(CN) — A newspaper carrier was improperly classified as an independent contractor by the Hearst Communications media company, a federal judge ruled Thursday.
In his 11-page ruling, [U.S. District Judge William] Alsup found Martel’s claims hinge on the precedent in S.G. Borello & Sons, Inc. v. Department of Industrial Relations. The judge in that case found a group of harvesters were employees and not independent contractors because of how much control their employer had over the manner and means in which they did their work. In other words, if an employer controls enough different factors in how a worker does their job, that worker is in fact an employee.
Alsup noted the contract between Hearst and Martel clearly outlines what is expected of Martel and how he is to do his job. The contract states that the Martel must deliver the papers in a “clean, dry, undamaged and readable condition” no later than 6 a.m. Mondays through Saturdays and 7:30 a.m. on Sundays.
The contract also lays out how and when the newspapers will be made available to Martel for delivery. There are specific hours that the newspapers will be ready for Martel to pick up at a warehouse, and that any failure to pick or deliver the newspapers on time could be deemed a breach of contract.
While Hearst argued the terms of its contract with Martel offer him some freedom in how he does his job — he can choose what vehicle he uses, the order in which he runs his route and where he sorts the newspapers before delivery — Alsup found otherwise.
“In reality, however, there are crucial restrictions in the way plaintiff completes his job,” Alsup wrote.
He found Martel lacks control over the facilities needed to complete his delivery tasks, while the vehicle he uses to complete his deliveries really comes down to Martel’s ability to afford a delivery vehicle separate from a personal-use vehicle. Even the space that Martel uses to sort the papers is not under his full control, as the area that he uses is subleased from Hearst, Alsup found.

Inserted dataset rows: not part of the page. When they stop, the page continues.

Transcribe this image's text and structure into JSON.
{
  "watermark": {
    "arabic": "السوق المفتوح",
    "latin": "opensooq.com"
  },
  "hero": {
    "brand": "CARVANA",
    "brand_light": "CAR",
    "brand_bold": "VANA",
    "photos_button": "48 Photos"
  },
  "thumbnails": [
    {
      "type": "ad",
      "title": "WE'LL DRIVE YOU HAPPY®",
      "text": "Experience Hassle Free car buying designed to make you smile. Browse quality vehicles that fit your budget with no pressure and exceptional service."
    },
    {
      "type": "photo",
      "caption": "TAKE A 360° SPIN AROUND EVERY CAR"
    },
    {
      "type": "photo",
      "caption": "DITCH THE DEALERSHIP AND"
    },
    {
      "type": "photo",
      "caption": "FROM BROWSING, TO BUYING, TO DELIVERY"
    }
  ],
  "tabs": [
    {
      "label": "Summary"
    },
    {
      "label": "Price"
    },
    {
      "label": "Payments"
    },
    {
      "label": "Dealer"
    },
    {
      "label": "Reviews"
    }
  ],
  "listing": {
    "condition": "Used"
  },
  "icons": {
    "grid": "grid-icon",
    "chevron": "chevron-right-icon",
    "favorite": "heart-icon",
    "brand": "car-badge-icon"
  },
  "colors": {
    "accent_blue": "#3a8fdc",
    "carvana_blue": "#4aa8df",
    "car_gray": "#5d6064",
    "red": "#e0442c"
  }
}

Read the full story at: Judge Says 40-Year Newspaper Carrier Is an Employee, Not Contractor